The secret letters were part of the political settlement that convinced the IRA to disarm. They came to light last week when former IRA member John Downey, accused of planting the bomb in a 1982 attack that killed four British soldiers, walked free from the courtroom where he was to stand trial for murder. Downey was among the IRA members who received letters of assurance; in light of the government’s promises, a judge ruled, he could not be prosecuted.
The full scope of the British government’s secret pardons and formal assurances of safety from prosecution has not yet been brought to light. We don’t know the names of every IRA member granted protection from the criminal justice system. But if the British government was trying, in the early 1990s, to end the violence in Northern Ireland, who would they offer to protect: peaceful outliers and minor actors, or the leaders and most serious militants in the organization with which it wished to produce a lasting peace? In any event, two things are clear: a substantial number of IRA members were secretly immunized from prosecution, and we don’t yet know all of their names.
Meanwhile, for the last three years, the US Department of Justice waged an aggressive (and ultimately successful) legal campaign to break into a sealed oral history collection in the Boston College archives of confidential interviews with former IRA members. The federal subpoenas served in the case sought interview material that would speak to the 1972 murder of Jean McConville, a Belfast woman killed by the IRA as a suspected informer for the British army. Dolours Price, a former IRA member who died last year, said shortly before her death that she was among those who kidnapped McConville and took her to her death. The order for the killing, she claimed, came from Gerry Adams, acting in his alleged capacity as an IRA commander. In short, the DOJ has been pursuing evidence to make a case against a leading Irish politician.
The DOJ was pursuing the IRA interviews because the British government asked it to, under the terms of the Mutual Legal Assistance Treaty (MLAT) between the US and the UK. But that treaty explicitly says that MLAT requests are only to be made when the requesting government is “investigating conduct with a view to a criminal prosecution of the conduct, or referral of the conduct to criminal investigation or prosecution authorities, pursuant to its specific administrative or regulatory authority to undertake such investigation.”
“Assistance shall not be available,” the US-UK MLAT goes on, “for matters in which the administrative authority anticipates that no prosecution or referral, as applicable, will take place.”
Shall not be available. If a case can’t be prosecuted, it can’t properly be the subject of an MLAT request from one government to another government. The treaty is for governments to get help with criminal cases that can lead to criminal charges, and nothing else.
So we have two questions that demand answers: Did the British government submit an MLAT request to the US government in pursuit of suspects who cannot be brought to trial for crimes, because they were among the IRA members secretly granted protection from prosecution twenty years ago?
And did our own Justice Department do its due diligence before it trespassed into confidential historical research, shamefully turning an American university into an evidence-gathering unit for law enforcement?
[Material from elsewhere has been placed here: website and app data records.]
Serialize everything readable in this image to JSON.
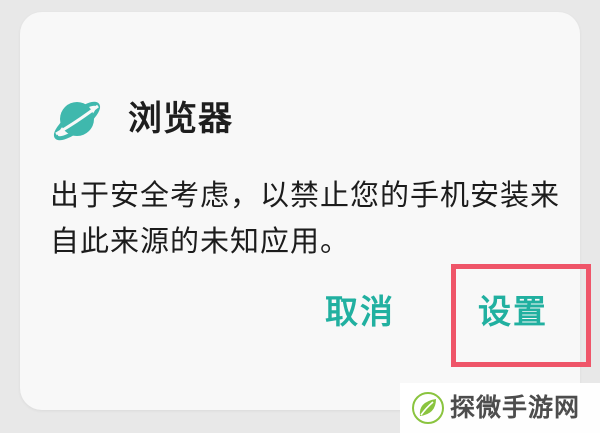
{
  "dialog": {
    "title": "浏览器",
    "message": "出于安全考虑，以禁止您的手机安装来自此来源的未知应用。",
    "buttons": {
      "cancel": "取消",
      "settings": "设置"
    }
  },
  "watermark": {
    "text": "探微手游网"
  },
  "colors": {
    "accent": "#21b0a0",
    "highlight": "#ef5569",
    "icon": "#3fb8ad"
  },
  "icons": {
    "app": "planet-icon",
    "watermark": "leaf-logo-icon"
  }
}
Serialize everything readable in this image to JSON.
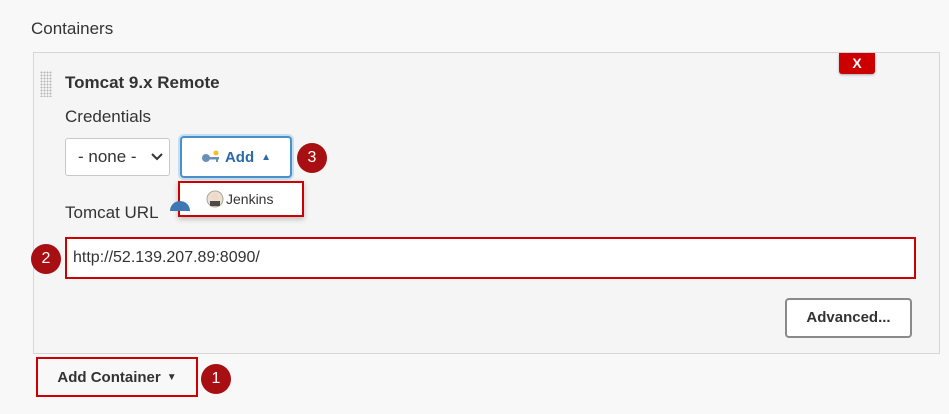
{
  "section": {
    "title": "Containers"
  },
  "container": {
    "name": "Tomcat 9.x Remote",
    "delete_label": "X",
    "credentials": {
      "label": "Credentials",
      "selected": "- none -",
      "add_label": "Add",
      "menu_items": [
        "Jenkins"
      ]
    },
    "tomcat_url": {
      "label": "Tomcat URL",
      "value": "http://52.139.207.89:8090/"
    },
    "advanced_label": "Advanced..."
  },
  "footer": {
    "add_container_label": "Add Container"
  },
  "callouts": [
    "1",
    "2",
    "3"
  ],
  "colors": {
    "annotation_red": "#cc0000",
    "badge_red": "#a80f12",
    "accent_blue": "#4a90c8"
  },
  "icons": [
    "drag-handle-icon",
    "key-icon",
    "caret-up-icon",
    "jenkins-icon",
    "help-icon",
    "caret-down-icon",
    "chevron-down-icon"
  ]
}
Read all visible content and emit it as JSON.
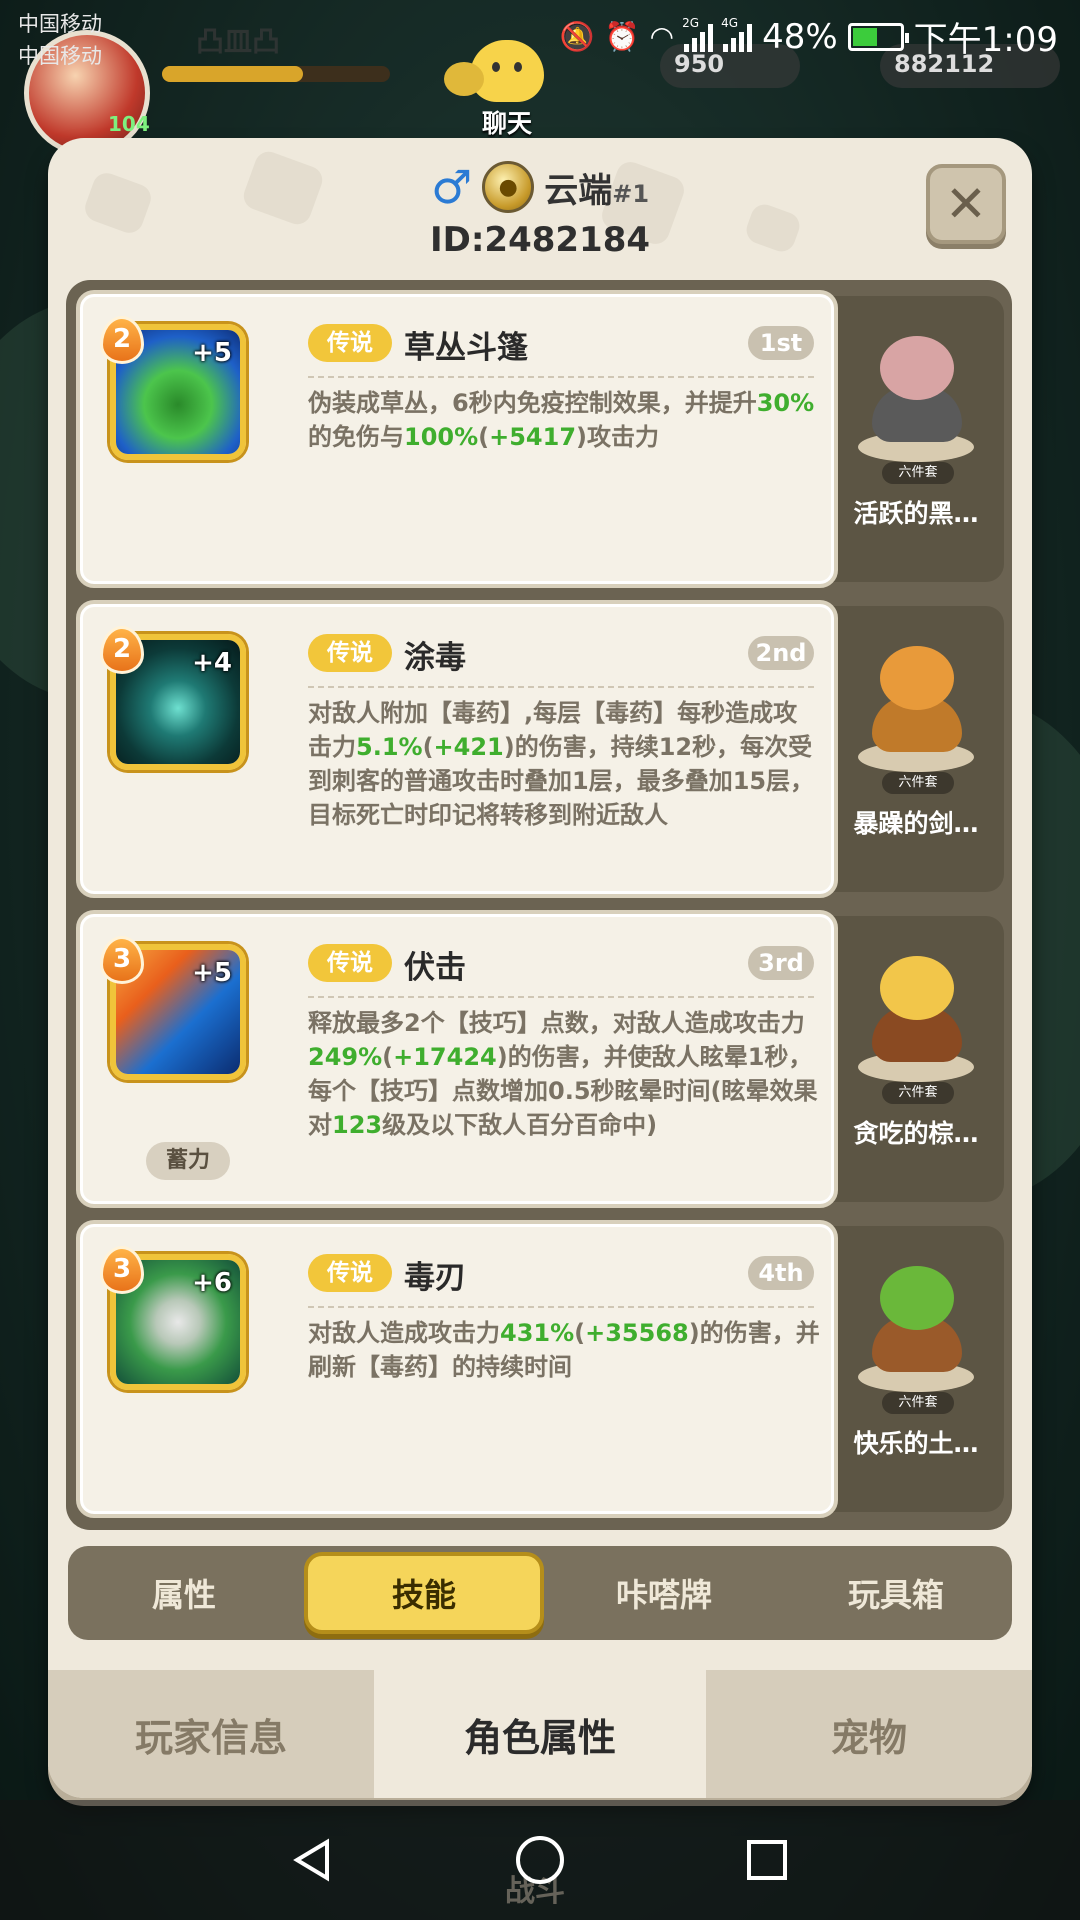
{
  "status": {
    "carrier1": "中国移动",
    "carrier2": "中国移动",
    "battery": "48%",
    "time": "下午1:09",
    "net2g": "2G",
    "net4g": "4G"
  },
  "hud": {
    "name": "凸皿凸",
    "level": "104",
    "gold": "950",
    "gems": "882112",
    "chat": "聊天",
    "fight": "战斗"
  },
  "profile": {
    "name": "云端",
    "rank": "#1",
    "id": "ID:2482184"
  },
  "skills": [
    {
      "level": "2",
      "plus": "+5",
      "tag": "传说",
      "name": "草丛斗篷",
      "order": "1st",
      "desc": [
        "伪装成草丛，6秒内免疫控制效果，并提升",
        "30%",
        "的免伤与",
        "100%",
        "(",
        "+5417",
        ")攻击力"
      ],
      "pet": "活跃的黑…",
      "set": "六件套"
    },
    {
      "level": "2",
      "plus": "+4",
      "tag": "传说",
      "name": "涂毒",
      "order": "2nd",
      "desc": [
        "对敌人附加【毒药】,每层【毒药】每秒造成攻击力",
        "5.1%",
        "(",
        "+421",
        ")的伤害，持续12秒，每次受到刺客的普通攻击时叠加1层，最多叠加15层，目标死亡时印记将转移到附近敌人"
      ],
      "pet": "暴躁的剑…",
      "set": "六件套"
    },
    {
      "level": "3",
      "plus": "+5",
      "tag": "传说",
      "name": "伏击",
      "order": "3rd",
      "charge": "蓄力",
      "desc": [
        "释放最多2个【技巧】点数，对敌人造成攻击力",
        "249%",
        "(",
        "+17424",
        ")的伤害，并使敌人眩晕1秒，每个【技巧】点数增加0.5秒眩晕时间(眩晕效果对",
        "123",
        "级及以下敌人百分百命中)"
      ],
      "pet": "贪吃的棕…",
      "set": "六件套"
    },
    {
      "level": "3",
      "plus": "+6",
      "tag": "传说",
      "name": "毒刃",
      "order": "4th",
      "desc": [
        "对敌人造成攻击力",
        "431%",
        "(",
        "+35568",
        ")的伤害，并刷新【毒药】的持续时间"
      ],
      "pet": "快乐的土…",
      "set": "六件套"
    }
  ],
  "tabs": [
    "属性",
    "技能",
    "咔嗒牌",
    "玩具箱"
  ],
  "bottom_tabs": [
    "玩家信息",
    "角色属性",
    "宠物"
  ],
  "colors": {
    "accent": "#f2c63a",
    "highlight": "#3fae2e",
    "panel": "#efe9dc"
  }
}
Did they evaluate the British request, or did they just start typing up the paperwork for subpoenas?
The political crisis in Northern Ireland is rapidly getting worse, and the British press is wide awake to the presence of scandal. We will learn more, quickly. The emerging outline is of a government that promised not to prosecute IRA members, but has spent the last several years cynically pretending it would do just that.
I’ve been saying for three years that the inquiry into the McConville killing is a political campaign dressed up as a murder investigation. The evidence for that view just keeps getting stronger.